What is needed.
In the listing below, how many lines carry the word "English"? Reply with only the number.

Stored data.
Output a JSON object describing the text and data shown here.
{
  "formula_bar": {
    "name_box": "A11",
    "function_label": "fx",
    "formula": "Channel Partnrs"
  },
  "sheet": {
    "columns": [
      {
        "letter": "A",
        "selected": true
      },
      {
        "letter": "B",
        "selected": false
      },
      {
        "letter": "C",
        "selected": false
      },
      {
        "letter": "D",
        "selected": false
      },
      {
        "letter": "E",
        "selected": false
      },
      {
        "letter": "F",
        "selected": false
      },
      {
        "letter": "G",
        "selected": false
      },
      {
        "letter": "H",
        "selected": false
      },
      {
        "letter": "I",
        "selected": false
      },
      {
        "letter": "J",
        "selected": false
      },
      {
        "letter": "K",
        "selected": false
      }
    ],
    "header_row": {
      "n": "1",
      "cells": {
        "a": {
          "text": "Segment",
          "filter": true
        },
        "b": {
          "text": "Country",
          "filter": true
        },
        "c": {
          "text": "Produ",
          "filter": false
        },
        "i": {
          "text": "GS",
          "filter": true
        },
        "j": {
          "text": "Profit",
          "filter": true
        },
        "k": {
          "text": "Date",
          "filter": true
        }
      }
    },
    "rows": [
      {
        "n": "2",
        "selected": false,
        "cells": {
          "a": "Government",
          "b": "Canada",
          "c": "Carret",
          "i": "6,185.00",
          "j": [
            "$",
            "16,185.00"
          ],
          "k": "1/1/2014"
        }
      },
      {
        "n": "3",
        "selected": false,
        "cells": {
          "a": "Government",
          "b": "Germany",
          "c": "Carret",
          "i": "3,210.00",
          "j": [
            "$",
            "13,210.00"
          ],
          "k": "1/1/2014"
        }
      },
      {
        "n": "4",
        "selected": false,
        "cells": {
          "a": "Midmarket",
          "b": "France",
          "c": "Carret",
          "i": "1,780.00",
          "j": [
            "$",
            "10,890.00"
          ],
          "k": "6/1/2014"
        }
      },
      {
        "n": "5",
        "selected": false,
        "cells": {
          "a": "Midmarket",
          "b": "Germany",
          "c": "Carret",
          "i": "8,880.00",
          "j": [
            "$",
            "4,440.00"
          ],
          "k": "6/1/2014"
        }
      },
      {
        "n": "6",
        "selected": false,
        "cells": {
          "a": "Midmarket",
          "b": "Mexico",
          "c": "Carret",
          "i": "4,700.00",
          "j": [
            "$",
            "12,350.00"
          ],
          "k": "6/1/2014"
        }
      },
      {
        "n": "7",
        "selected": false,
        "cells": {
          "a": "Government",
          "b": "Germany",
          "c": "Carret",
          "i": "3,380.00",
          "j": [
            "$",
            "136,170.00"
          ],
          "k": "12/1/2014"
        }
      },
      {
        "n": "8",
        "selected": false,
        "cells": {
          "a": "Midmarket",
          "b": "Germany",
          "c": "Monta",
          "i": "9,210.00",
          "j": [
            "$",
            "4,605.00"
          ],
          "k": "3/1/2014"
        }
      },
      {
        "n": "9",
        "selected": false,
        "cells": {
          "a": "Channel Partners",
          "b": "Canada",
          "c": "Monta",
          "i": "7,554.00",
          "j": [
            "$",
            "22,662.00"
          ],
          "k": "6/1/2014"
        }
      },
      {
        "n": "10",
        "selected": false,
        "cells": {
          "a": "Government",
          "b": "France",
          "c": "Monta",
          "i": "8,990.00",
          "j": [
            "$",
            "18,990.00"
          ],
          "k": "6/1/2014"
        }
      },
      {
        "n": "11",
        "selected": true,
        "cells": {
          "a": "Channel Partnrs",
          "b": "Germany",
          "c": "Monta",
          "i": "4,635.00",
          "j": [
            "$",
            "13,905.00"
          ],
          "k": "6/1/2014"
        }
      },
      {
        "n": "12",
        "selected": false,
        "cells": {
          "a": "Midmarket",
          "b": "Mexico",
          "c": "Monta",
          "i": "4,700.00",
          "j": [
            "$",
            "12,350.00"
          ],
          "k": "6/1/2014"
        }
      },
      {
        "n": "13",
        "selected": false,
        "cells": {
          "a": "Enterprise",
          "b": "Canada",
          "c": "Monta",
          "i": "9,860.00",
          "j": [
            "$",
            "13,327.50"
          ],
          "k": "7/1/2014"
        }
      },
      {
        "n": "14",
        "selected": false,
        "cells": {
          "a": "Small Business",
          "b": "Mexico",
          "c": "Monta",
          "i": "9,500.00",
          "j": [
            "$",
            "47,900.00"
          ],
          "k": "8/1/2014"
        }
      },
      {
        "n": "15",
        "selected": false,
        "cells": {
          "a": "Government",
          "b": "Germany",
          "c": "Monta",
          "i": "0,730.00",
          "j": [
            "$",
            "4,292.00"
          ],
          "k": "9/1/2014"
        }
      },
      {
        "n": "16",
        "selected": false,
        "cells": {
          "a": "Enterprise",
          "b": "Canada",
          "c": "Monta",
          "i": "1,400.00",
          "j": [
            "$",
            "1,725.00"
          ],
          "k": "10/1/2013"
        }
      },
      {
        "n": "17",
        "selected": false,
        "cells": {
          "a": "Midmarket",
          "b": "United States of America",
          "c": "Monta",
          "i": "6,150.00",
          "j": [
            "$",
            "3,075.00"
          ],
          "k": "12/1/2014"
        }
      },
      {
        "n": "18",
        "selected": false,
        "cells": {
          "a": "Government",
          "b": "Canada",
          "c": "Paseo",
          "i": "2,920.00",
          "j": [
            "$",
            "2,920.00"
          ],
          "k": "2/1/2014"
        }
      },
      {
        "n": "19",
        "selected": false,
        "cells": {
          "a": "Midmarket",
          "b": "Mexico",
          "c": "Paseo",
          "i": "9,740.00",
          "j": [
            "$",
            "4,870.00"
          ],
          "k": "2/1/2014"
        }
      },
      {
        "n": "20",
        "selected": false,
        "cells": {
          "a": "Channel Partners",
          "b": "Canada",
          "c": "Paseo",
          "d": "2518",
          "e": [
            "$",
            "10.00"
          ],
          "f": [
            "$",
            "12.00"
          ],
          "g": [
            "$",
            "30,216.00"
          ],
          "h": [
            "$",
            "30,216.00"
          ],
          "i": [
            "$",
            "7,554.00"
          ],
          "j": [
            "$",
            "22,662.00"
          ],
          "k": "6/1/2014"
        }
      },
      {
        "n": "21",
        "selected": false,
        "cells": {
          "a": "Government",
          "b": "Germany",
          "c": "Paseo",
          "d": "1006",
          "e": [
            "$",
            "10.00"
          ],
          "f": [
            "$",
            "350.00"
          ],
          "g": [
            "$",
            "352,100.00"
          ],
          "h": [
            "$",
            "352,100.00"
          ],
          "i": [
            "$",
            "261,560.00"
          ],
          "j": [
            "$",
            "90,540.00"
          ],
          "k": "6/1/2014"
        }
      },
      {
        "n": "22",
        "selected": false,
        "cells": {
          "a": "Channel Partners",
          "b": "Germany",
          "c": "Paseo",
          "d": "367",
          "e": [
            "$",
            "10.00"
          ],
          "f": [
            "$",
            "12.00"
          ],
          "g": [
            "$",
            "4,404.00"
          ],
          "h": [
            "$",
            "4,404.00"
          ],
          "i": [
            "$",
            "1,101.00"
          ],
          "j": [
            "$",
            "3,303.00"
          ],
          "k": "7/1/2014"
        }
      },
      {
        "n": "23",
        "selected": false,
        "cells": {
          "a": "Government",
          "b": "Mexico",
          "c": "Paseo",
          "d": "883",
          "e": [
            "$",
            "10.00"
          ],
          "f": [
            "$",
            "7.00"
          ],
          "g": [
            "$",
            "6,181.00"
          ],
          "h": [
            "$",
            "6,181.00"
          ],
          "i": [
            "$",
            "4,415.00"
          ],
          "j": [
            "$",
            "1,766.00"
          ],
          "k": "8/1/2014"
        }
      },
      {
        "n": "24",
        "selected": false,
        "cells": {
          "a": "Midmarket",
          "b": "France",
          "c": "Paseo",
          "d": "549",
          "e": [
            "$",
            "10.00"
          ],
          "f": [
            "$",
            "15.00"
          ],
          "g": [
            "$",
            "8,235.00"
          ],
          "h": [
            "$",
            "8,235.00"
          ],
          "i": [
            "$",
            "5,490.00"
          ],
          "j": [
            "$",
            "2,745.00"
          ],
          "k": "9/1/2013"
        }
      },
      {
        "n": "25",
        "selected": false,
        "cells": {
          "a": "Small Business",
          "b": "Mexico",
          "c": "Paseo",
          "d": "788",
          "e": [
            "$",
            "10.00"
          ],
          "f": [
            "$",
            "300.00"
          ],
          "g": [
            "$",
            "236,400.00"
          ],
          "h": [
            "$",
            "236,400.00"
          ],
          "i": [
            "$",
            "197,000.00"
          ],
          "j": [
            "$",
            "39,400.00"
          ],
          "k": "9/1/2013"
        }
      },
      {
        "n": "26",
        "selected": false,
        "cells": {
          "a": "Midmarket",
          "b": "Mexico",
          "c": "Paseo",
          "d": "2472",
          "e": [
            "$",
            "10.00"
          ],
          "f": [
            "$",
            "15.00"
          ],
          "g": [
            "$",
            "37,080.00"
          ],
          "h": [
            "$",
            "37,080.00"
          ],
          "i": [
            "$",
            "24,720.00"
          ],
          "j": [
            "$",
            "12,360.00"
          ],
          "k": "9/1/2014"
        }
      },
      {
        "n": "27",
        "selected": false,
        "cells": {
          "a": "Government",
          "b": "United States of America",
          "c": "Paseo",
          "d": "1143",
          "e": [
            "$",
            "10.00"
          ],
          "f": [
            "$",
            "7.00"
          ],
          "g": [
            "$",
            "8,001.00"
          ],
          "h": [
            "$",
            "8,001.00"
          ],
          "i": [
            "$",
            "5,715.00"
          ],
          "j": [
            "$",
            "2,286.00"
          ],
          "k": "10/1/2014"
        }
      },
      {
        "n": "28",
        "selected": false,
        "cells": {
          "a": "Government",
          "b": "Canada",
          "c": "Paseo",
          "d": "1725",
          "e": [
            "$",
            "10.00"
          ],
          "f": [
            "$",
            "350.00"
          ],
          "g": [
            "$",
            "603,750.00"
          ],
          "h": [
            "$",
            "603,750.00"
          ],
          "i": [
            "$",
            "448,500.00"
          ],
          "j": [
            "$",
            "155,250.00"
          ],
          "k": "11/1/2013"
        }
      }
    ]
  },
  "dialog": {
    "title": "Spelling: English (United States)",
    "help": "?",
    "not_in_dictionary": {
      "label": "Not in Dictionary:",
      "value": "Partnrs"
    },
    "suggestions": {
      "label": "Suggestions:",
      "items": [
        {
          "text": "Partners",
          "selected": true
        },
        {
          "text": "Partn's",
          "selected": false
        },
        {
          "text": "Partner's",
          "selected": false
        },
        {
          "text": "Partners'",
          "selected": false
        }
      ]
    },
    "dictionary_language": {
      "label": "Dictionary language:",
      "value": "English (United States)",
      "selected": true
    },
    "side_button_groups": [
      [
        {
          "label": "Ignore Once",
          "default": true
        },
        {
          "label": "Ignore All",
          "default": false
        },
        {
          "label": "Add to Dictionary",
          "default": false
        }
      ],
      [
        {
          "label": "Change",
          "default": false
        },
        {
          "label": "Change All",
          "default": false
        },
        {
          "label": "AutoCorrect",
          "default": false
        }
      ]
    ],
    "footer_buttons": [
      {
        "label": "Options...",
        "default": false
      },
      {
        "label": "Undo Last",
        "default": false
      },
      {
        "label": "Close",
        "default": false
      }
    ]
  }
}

Solution to this exercise.
2